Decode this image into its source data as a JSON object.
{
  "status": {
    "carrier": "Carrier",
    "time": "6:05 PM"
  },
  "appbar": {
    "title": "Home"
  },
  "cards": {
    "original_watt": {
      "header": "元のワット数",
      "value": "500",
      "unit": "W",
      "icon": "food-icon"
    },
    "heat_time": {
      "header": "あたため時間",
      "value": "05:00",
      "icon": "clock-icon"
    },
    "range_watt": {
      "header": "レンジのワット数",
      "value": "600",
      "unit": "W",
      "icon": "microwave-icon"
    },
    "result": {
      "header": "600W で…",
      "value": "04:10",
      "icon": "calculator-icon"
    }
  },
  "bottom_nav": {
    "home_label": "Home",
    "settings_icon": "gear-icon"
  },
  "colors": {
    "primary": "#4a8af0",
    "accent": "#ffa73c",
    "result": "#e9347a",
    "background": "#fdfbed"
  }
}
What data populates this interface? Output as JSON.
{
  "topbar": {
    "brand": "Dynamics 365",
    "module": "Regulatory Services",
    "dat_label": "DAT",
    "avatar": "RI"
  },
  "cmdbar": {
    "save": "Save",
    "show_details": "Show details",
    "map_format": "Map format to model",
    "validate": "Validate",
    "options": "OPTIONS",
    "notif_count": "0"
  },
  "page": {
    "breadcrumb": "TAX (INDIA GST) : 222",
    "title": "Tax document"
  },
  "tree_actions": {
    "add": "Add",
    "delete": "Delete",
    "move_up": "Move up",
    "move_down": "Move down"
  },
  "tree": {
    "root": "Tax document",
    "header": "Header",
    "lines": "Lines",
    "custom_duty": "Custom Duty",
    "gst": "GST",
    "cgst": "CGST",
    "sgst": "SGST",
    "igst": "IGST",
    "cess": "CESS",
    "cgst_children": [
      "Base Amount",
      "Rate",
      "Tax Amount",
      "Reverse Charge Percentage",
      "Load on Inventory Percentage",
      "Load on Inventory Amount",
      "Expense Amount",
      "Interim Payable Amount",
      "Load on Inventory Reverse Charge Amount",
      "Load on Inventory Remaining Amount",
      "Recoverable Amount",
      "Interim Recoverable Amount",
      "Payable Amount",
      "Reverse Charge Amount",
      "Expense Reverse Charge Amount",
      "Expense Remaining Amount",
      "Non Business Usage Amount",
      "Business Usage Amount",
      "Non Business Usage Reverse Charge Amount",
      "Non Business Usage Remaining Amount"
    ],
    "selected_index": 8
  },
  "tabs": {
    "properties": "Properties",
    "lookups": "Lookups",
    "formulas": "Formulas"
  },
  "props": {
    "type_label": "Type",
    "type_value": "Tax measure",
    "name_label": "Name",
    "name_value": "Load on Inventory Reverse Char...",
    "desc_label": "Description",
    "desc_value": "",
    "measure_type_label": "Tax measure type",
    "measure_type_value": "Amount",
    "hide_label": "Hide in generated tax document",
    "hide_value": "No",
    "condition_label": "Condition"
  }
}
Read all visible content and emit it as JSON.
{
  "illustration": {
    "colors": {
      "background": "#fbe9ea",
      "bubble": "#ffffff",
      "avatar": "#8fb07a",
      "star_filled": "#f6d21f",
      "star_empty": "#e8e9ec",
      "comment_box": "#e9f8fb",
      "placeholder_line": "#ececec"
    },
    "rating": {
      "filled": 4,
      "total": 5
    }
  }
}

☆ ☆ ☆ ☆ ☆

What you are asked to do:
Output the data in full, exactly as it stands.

Result of this task:
Decode this image into its source data as a JSON object.
{
  "status": {
    "carrier": "Carrier",
    "time": "6:05 PM"
  },
  "appbar": {
    "title": "Home"
  },
  "cards": {
    "original_watt": {
      "header": "元のワット数",
      "value": "500",
      "unit": "W",
      "icon": "food-icon"
    },
    "heat_time": {
      "header": "あたため時間",
      "value": "05:00",
      "icon": "clock-icon"
    },
    "range_watt": {
      "header": "レンジのワット数",
      "value": "600",
      "unit": "W",
      "icon": "microwave-icon"
    },
    "result": {
      "header": "600W で…",
      "value": "04:10",
      "icon": "calculator-icon"
    }
  },
  "bottom_nav": {
    "home_label": "Home",
    "settings_icon": "gear-icon"
  },
  "colors": {
    "primary": "#4a8af0",
    "accent": "#ffa73c",
    "result": "#e9347a",
    "background": "#fdfbed"
  }
}
What data populates this interface? Output as JSON.
{
  "topbar": {
    "brand": "Dynamics 365",
    "module": "Regulatory Services",
    "dat_label": "DAT",
    "avatar": "RI"
  },
  "cmdbar": {
    "save": "Save",
    "show_details": "Show details",
    "map_format": "Map format to model",
    "validate": "Validate",
    "options": "OPTIONS",
    "notif_count": "0"
  },
  "page": {
    "breadcrumb": "TAX (INDIA GST) : 222",
    "title": "Tax document"
  },
  "tree_actions": {
    "add": "Add",
    "delete": "Delete",
    "move_up": "Move up",
    "move_down": "Move down"
  },
  "tree": {
    "root": "Tax document",
    "header": "Header",
    "lines": "Lines",
    "custom_duty": "Custom Duty",
    "gst": "GST",
    "cgst": "CGST",
    "sgst": "SGST",
    "igst": "IGST",
    "cess": "CESS",
    "cgst_children": [
      "Base Amount",
      "Rate",
      "Tax Amount",
      "Reverse Charge Percentage",
      "Load on Inventory Percentage",
      "Load on Inventory Amount",
      "Expense Amount",
      "Interim Payable Amount",
      "Load on Inventory Reverse Charge Amount",
      "Load on Inventory Remaining Amount",
      "Recoverable Amount",
      "Interim Recoverable Amount",
      "Payable Amount",
      "Reverse Charge Amount",
      "Expense Reverse Charge Amount",
      "Expense Remaining Amount",
      "Non Business Usage Amount",
      "Business Usage Amount",
      "Non Business Usage Reverse Charge Amount",
      "Non Business Usage Remaining Amount"
    ],
    "selected_index": 8
  },
  "tabs": {
    "properties": "Properties",
    "lookups": "Lookups",
    "formulas": "Formulas"
  },
  "props": {
    "type_label": "Type",
    "type_value": "Tax measure",
    "name_label": "Name",
    "name_value": "Load on Inventory Reverse Char...",
    "desc_label": "Description",
    "desc_value": "",
    "measure_type_label": "Tax measure type",
    "measure_type_value": "Amount",
    "hide_label": "Hide in generated tax document",
    "hide_value": "No",
    "condition_label": "Condition"
  }
}
Read all visible content and emit it as JSON.
{
  "illustration": {
    "colors": {
      "background": "#fbe9ea",
      "bubble": "#ffffff",
      "avatar": "#8fb07a",
      "star_filled": "#f6d21f",
      "star_empty": "#e8e9ec",
      "comment_box": "#e9f8fb",
      "placeholder_line": "#ececec"
    },
    "rating": {
      "filled": 4,
      "total": 5
    }
  }
}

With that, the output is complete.